We've long known that Barack Obama is the Web's favorite presidential candidate -- now that Ron Paul is gone, the race isn't even close. But in a blog post today the Web-analysis firm Compete put out the full measure of Obama's dominance over rival Hillary Clinton.
Look at the table above: In every category, Obama clobbers Clinton.
The first row, FaceTime, is Compete's composite measurement of online interactions with a candidate -- how much time people spend on the candidate's MySpace and Facebook profiles, YouTube videos, Flickr photos, and MeetUp pages. The measurement reflects a "share" of Democrats online -- i.e., in March, Obama was the focus of four-fifths of the time that Democrats spent looking at a candidate online.
As a result of his popular speech on race relations, Obama was particularly strong on YouTube. In March, people spent more than half-a-million hours -- hours! -- on his channel. That's nearly 60 years of YouTube time! (Clinton's 59,100 YouTube hours comes to less than 6 years.)
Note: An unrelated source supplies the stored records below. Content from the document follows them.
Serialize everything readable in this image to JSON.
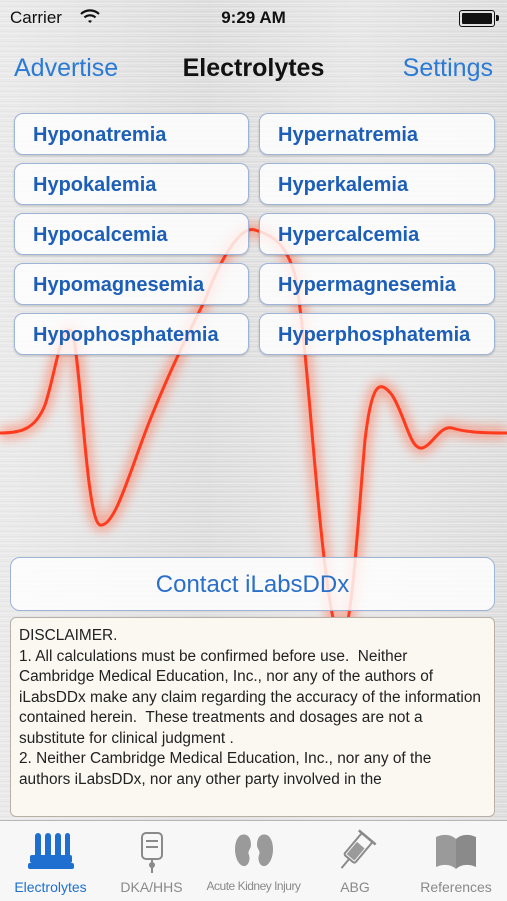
{
  "status_bar": {
    "carrier": "Carrier",
    "time": "9:29 AM"
  },
  "nav": {
    "left": "Advertise",
    "title": "Electrolytes",
    "right": "Settings"
  },
  "conditions": {
    "left": [
      "Hyponatremia",
      "Hypokalemia",
      "Hypocalcemia",
      "Hypomagnesemia",
      "Hypophosphatemia"
    ],
    "right": [
      "Hypernatremia",
      "Hyperkalemia",
      "Hypercalcemia",
      "Hypermagnesemia",
      "Hyperphosphatemia"
    ]
  },
  "contact_button": "Contact iLabsDDx",
  "disclaimer": "DISCLAIMER.\n1. All calculations must be confirmed before use.  Neither Cambridge Medical Education, Inc., nor any of the authors of iLabsDDx make any claim regarding the accuracy of the information contained herein.  These treatments and dosages are not a substitute for clinical judgment .\n2. Neither Cambridge Medical Education, Inc., nor any of the authors iLabsDDx, nor any other party involved in the",
  "tabs": [
    {
      "label": "Electrolytes",
      "icon": "test-tubes-icon",
      "active": true
    },
    {
      "label": "DKA/HHS",
      "icon": "iv-bag-icon",
      "active": false
    },
    {
      "label": "Acute Kidney Injury",
      "icon": "kidney-icon",
      "active": false
    },
    {
      "label": "ABG",
      "icon": "syringe-icon",
      "active": false
    },
    {
      "label": "References",
      "icon": "book-icon",
      "active": false
    }
  ],
  "colors": {
    "accent": "#2a7ad6",
    "ecg": "#ff3b1f",
    "active_tab": "#1e6fd0"
  }
}
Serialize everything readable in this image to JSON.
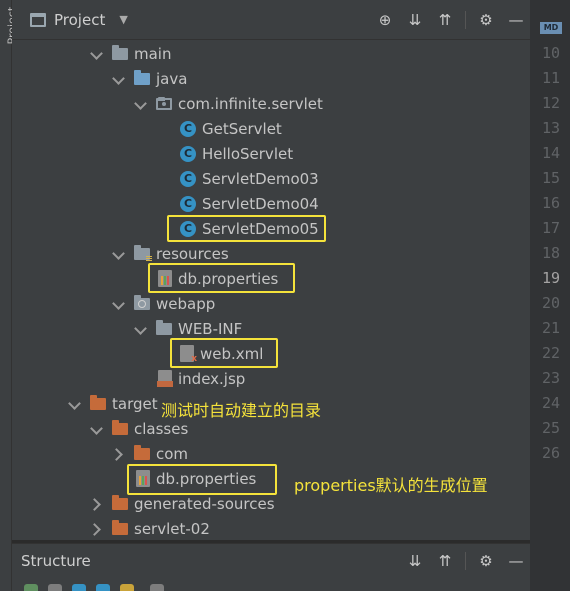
{
  "sidebar": {
    "label": "Project"
  },
  "header": {
    "title": "Project",
    "tools": [
      "crosshair-icon",
      "collapse-all-icon",
      "expand-all-icon",
      "gear-icon",
      "minimize-icon"
    ]
  },
  "tree": {
    "main": "main",
    "java": "java",
    "package": "com.infinite.servlet",
    "classes": [
      "GetServlet",
      "HelloServlet",
      "ServletDemo03",
      "ServletDemo04",
      "ServletDemo05"
    ],
    "resources": "resources",
    "res_props": "db.properties",
    "webapp": "webapp",
    "webinf": "WEB-INF",
    "webxml": "web.xml",
    "indexjsp": "index.jsp",
    "target": "target",
    "target_classes": "classes",
    "com": "com",
    "target_props": "db.properties",
    "generated": "generated-sources",
    "servlet02": "servlet-02"
  },
  "annotations": {
    "auto_created": "测试时自动建立的目录",
    "default_location": "properties默认的生成位置"
  },
  "gutter": {
    "tab": "MD",
    "lines": [
      "10",
      "11",
      "12",
      "13",
      "14",
      "15",
      "16",
      "17",
      "18",
      "19",
      "20",
      "21",
      "22",
      "23",
      "24",
      "25",
      "26"
    ],
    "current": "19"
  },
  "structure": {
    "title": "Structure"
  },
  "colors": {
    "highlight": "#f5e33b",
    "panel": "#3c3f41",
    "class_icon": "#3592c4",
    "folder_orange": "#c56b3a"
  }
}
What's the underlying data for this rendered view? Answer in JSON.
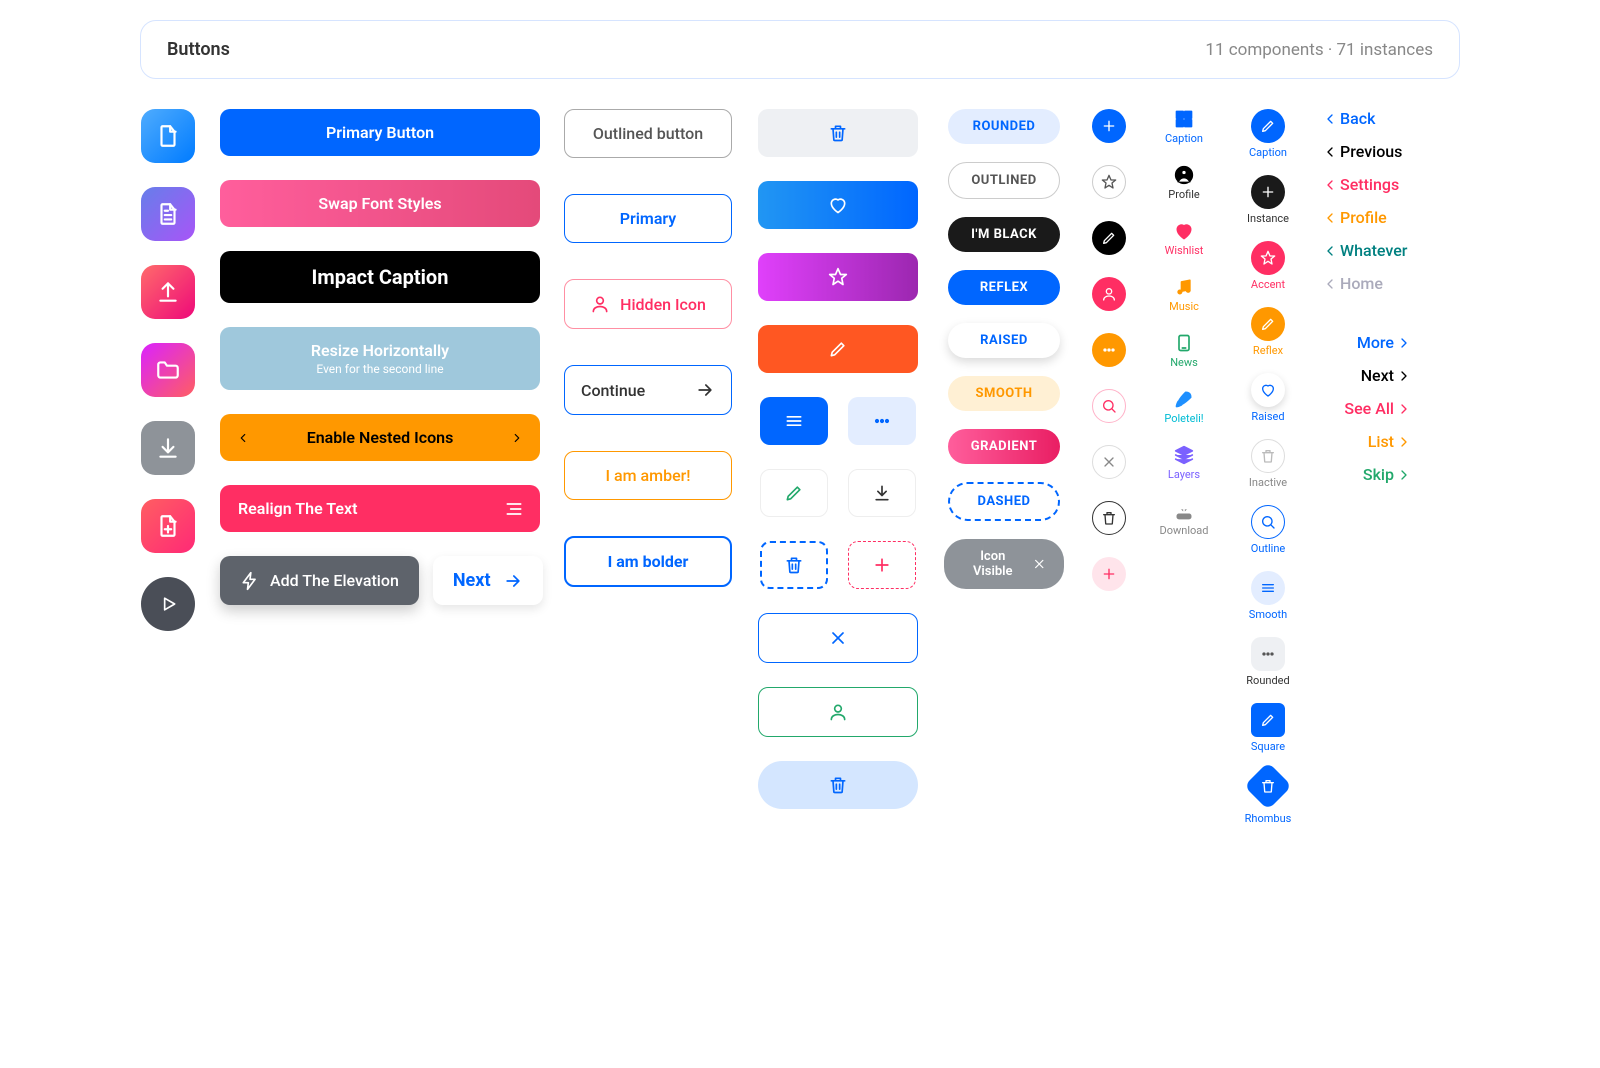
{
  "header": {
    "title": "Buttons",
    "meta": "11 components · 71 instances"
  },
  "col2": {
    "primary": "Primary Button",
    "swap": "Swap Font Styles",
    "impact": "Impact Caption",
    "resize": "Resize Horizontally",
    "resize_sub": "Even for the second line",
    "nested": "Enable Nested Icons",
    "realign": "Realign The Text",
    "elevation": "Add The Elevation",
    "next": "Next"
  },
  "col3": {
    "outlined": "Outlined button",
    "primary": "Primary",
    "hidden": "Hidden Icon",
    "continue": "Continue",
    "amber": "I am amber!",
    "bolder": "I am bolder"
  },
  "col5": {
    "rounded": "ROUNDED",
    "outlined": "OUTLINED",
    "black": "I'M BLACK",
    "reflex": "REFLEX",
    "raised": "RAISED",
    "smooth": "SMOOTH",
    "gradient": "GRADIENT",
    "dashed": "DASHED",
    "iconv": "Icon Visible"
  },
  "col7": {
    "caption": "Caption",
    "profile": "Profile",
    "wishlist": "Wishlist",
    "music": "Music",
    "news": "News",
    "poleteli": "Poleteli!",
    "layers": "Layers",
    "download": "Download"
  },
  "col8": {
    "caption": "Caption",
    "instance": "Instance",
    "accent": "Accent",
    "reflex": "Reflex",
    "raised": "Raised",
    "inactive": "Inactive",
    "outline": "Outline",
    "smooth": "Smooth",
    "rounded": "Rounded",
    "square": "Square",
    "rhombus": "Rhombus"
  },
  "col9": {
    "back": "Back",
    "previous": "Previous",
    "settings": "Settings",
    "profile": "Profile",
    "whatever": "Whatever",
    "home": "Home",
    "more": "More",
    "next": "Next",
    "seeall": "See All",
    "list": "List",
    "skip": "Skip"
  }
}
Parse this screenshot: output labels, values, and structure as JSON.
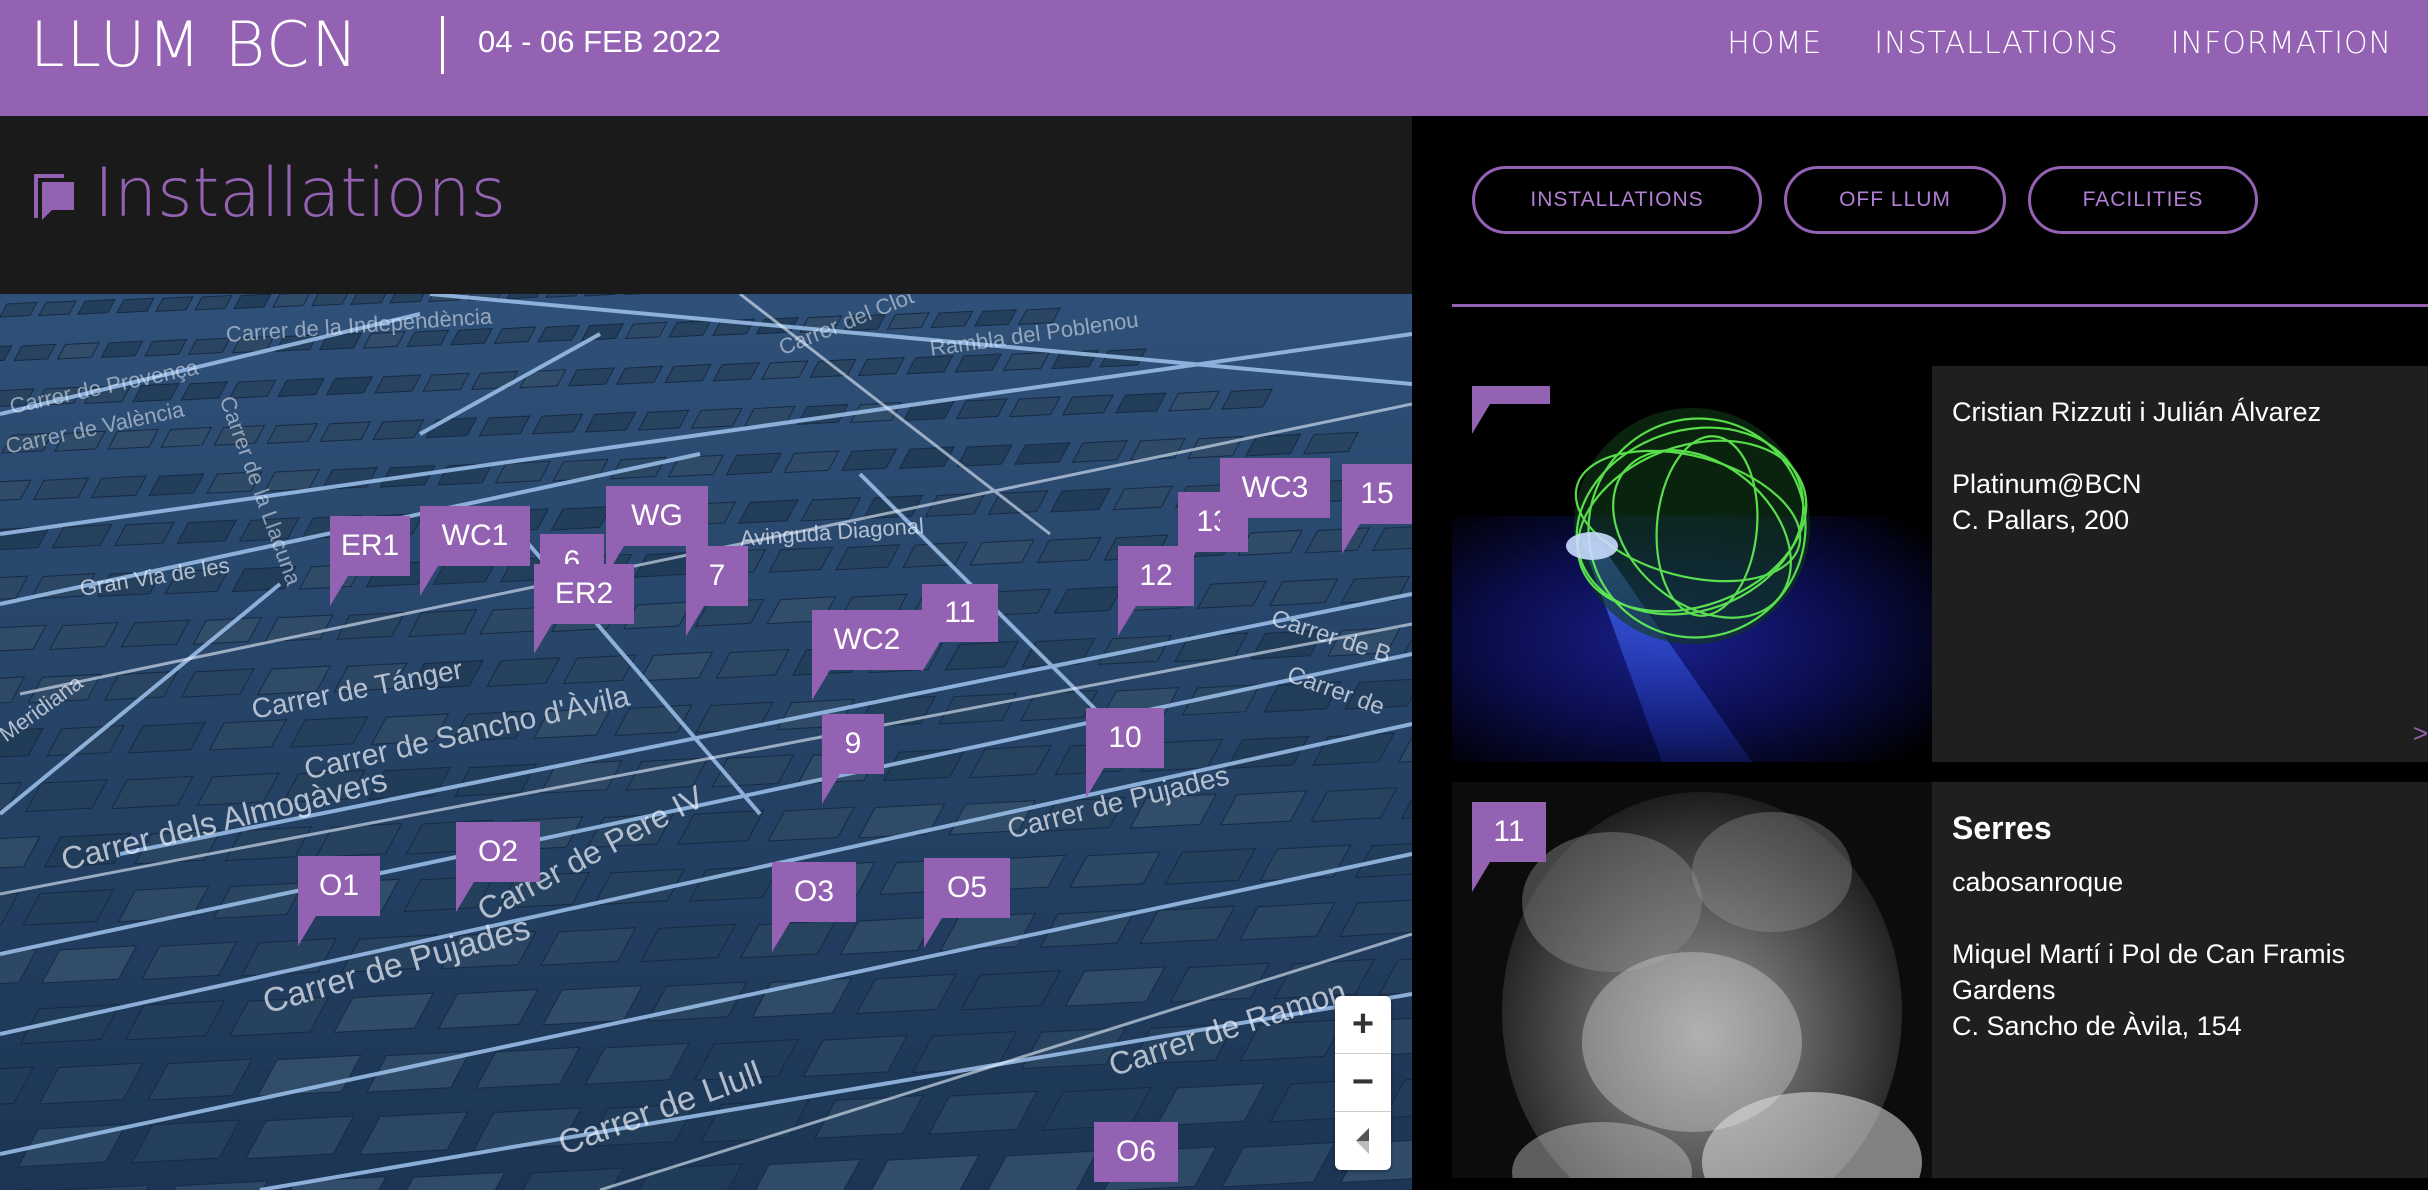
{
  "header": {
    "logo": "LLUM BCN",
    "dates": "04 - 06 FEB 2022",
    "nav": [
      "HOME",
      "INSTALLATIONS",
      "INFORMATION"
    ],
    "brand_color": "#9462b3"
  },
  "page": {
    "title": "Installations",
    "title_icon": "flag-icon"
  },
  "map": {
    "streets": [
      "Gran Via de les",
      "Avinguda Diagonal",
      "Carrer de Tánger",
      "Carrer de Sancho d'Àvila",
      "Carrer dels Almogàvers",
      "Carrer de Pere IV",
      "Carrer de Pujades",
      "Carrer de Pujades",
      "Carrer de Llull",
      "Carrer de Ramon",
      "Meridiana",
      "Carrer de Provença",
      "Carrer de València",
      "Carrer de B",
      "Carrer de",
      "Carrer de la Independència",
      "Rambla del Poblenou",
      "Carrer del Clot",
      "Carrer de la Llacuna"
    ],
    "markers": [
      "ER1",
      "WC1",
      "6",
      "ER2",
      "WG",
      "7",
      "11",
      "WC2",
      "9",
      "10",
      "12",
      "13",
      "WC3",
      "15",
      "O1",
      "O2",
      "O3",
      "O5",
      "O6"
    ],
    "controls": {
      "zoom_in": "+",
      "zoom_out": "−",
      "compass": "compass-icon"
    }
  },
  "filters": [
    "INSTALLATIONS",
    "OFF LLUM",
    "FACILITIES"
  ],
  "cards": [
    {
      "number": "",
      "title": "",
      "artist": "Cristian Rizzuti i Julián Álvarez",
      "venue": "Platinum@BCN",
      "address": "C. Pallars, 200",
      "arrow": ">"
    },
    {
      "number": "11",
      "title": "Serres",
      "artist": "cabosanroque",
      "venue": "Miquel Martí i Pol de Can Framis Gardens",
      "address": "C. Sancho de Àvila, 154",
      "arrow": ""
    }
  ]
}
Of course, none of this matters: The superdelegates, not the Internet, will decide the Democratic nominee. But superdelegates must be paying attention to Web traffic data, right?